Extracted information:
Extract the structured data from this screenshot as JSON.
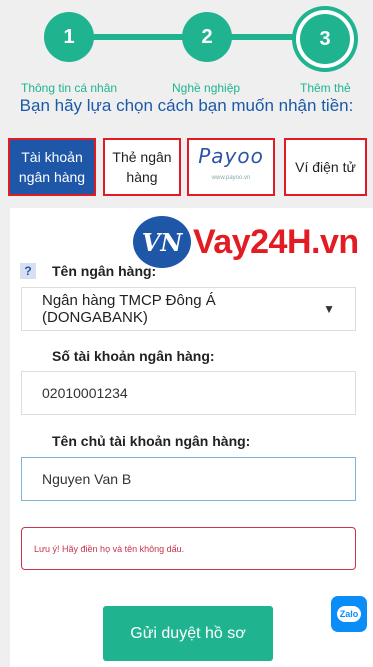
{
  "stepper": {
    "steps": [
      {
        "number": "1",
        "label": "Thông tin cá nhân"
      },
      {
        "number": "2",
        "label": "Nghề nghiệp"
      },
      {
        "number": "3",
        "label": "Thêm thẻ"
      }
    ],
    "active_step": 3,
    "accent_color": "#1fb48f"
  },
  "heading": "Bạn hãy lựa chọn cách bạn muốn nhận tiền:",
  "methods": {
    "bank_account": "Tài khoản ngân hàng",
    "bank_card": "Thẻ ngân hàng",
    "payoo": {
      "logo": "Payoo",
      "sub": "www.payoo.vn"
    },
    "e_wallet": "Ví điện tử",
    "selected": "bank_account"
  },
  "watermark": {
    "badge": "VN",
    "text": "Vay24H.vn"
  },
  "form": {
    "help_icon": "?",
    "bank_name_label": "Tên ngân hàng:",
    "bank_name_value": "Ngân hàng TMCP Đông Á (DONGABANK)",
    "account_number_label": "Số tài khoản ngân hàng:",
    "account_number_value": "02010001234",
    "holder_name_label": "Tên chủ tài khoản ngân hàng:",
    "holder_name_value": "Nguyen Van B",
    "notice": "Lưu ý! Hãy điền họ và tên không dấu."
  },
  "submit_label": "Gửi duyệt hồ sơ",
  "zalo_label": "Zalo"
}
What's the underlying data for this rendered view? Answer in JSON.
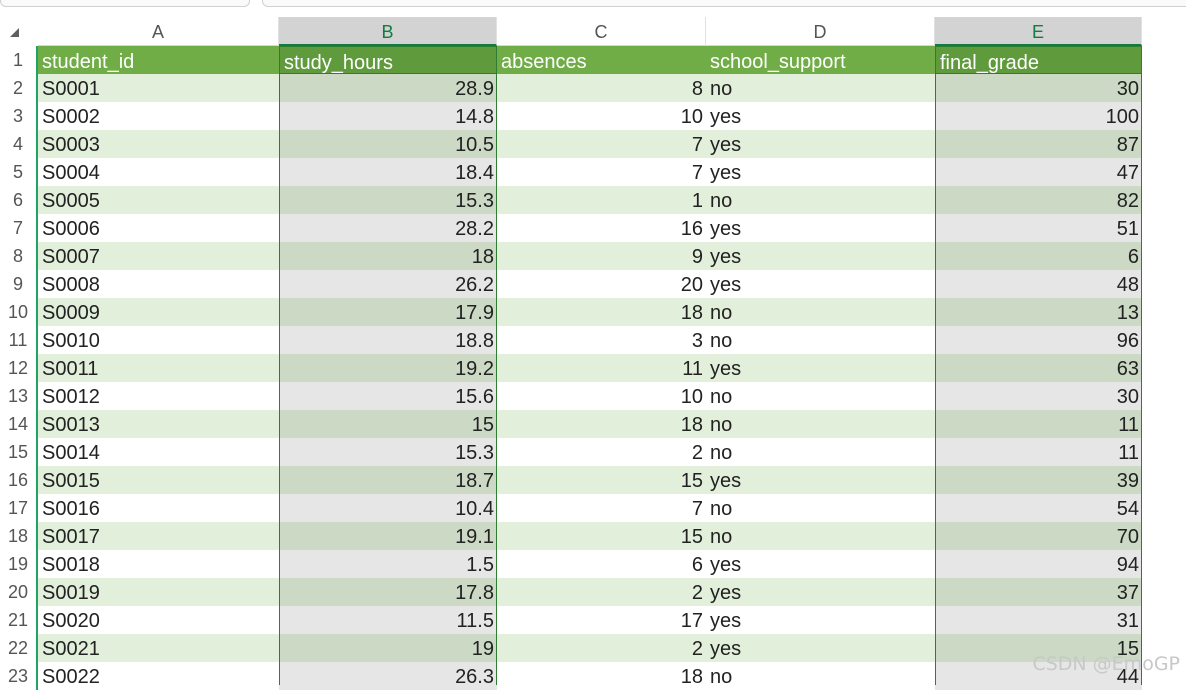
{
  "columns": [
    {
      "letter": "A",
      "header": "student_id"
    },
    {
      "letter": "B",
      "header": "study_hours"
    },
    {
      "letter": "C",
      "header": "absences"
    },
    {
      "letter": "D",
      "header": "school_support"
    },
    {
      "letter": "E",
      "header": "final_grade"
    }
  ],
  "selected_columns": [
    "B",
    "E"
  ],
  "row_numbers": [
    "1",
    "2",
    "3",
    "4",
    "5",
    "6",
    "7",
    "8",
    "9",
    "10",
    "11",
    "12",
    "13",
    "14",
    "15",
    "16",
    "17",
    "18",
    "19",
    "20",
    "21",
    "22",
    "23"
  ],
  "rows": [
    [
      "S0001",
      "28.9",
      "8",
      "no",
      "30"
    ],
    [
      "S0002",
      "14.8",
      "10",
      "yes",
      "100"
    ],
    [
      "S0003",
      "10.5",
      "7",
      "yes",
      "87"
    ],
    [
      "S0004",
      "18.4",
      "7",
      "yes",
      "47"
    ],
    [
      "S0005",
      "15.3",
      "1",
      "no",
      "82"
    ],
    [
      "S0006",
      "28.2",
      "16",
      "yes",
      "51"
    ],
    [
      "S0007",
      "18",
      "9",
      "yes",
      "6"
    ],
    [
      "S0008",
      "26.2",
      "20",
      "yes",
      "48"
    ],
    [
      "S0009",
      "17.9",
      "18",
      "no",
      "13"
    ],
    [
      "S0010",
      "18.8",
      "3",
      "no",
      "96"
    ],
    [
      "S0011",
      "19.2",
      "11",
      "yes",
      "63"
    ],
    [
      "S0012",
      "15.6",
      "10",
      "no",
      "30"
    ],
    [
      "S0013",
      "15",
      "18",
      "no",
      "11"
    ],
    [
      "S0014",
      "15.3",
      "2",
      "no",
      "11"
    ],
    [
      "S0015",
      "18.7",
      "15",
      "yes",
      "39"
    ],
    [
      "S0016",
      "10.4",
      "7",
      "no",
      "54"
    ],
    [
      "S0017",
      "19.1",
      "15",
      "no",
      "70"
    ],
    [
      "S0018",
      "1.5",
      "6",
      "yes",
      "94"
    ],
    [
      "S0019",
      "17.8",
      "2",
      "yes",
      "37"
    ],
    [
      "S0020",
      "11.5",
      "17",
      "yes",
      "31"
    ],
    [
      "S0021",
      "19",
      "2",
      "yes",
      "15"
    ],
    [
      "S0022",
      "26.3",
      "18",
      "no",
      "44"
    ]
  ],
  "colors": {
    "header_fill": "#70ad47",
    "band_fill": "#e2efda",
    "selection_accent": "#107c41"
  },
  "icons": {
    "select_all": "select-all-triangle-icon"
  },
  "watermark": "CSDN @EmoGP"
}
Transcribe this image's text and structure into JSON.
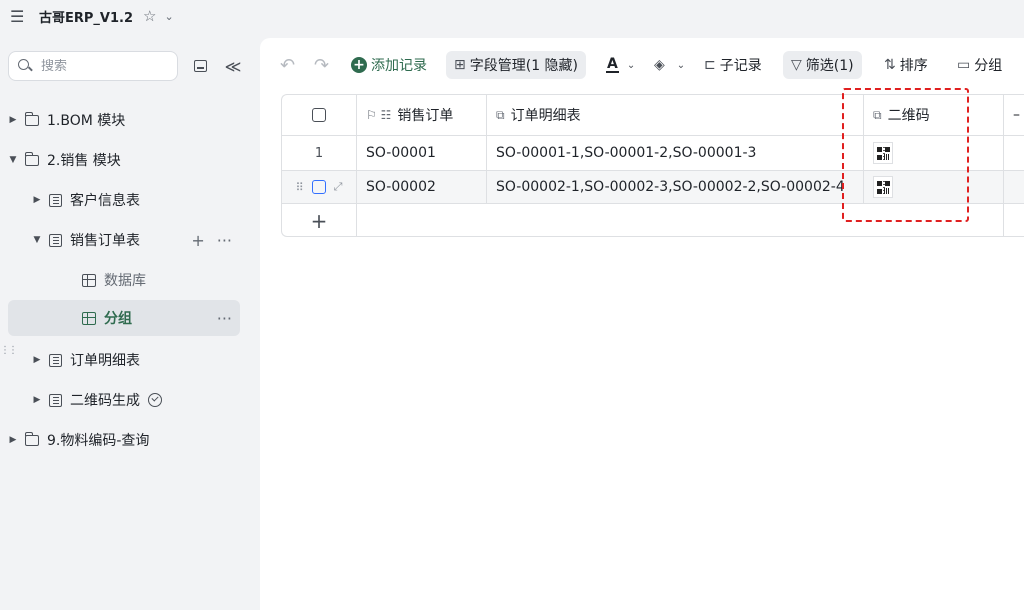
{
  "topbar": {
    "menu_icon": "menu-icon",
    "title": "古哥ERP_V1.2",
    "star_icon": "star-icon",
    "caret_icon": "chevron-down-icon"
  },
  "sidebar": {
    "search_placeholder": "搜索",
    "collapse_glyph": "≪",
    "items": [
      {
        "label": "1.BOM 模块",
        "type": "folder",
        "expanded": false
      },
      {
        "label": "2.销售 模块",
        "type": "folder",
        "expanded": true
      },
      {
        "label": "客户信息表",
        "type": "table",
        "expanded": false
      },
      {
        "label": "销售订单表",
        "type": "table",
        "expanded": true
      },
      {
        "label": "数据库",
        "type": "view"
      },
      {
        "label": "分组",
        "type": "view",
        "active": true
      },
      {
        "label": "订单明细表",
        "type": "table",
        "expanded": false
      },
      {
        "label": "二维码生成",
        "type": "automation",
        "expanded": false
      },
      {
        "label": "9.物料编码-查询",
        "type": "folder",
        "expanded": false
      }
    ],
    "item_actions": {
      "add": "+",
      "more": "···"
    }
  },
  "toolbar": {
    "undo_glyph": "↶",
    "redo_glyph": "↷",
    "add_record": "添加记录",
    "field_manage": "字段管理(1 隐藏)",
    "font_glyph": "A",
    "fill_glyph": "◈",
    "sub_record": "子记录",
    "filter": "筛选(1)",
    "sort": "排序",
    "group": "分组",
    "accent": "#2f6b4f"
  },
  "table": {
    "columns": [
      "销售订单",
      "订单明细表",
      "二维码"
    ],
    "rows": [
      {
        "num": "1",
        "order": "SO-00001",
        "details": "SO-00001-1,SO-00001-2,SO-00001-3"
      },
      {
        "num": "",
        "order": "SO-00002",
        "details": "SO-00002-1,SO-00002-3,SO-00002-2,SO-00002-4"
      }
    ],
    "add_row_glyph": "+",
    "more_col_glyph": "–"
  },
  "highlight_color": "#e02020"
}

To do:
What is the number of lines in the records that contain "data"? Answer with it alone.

Solution to the problem:
2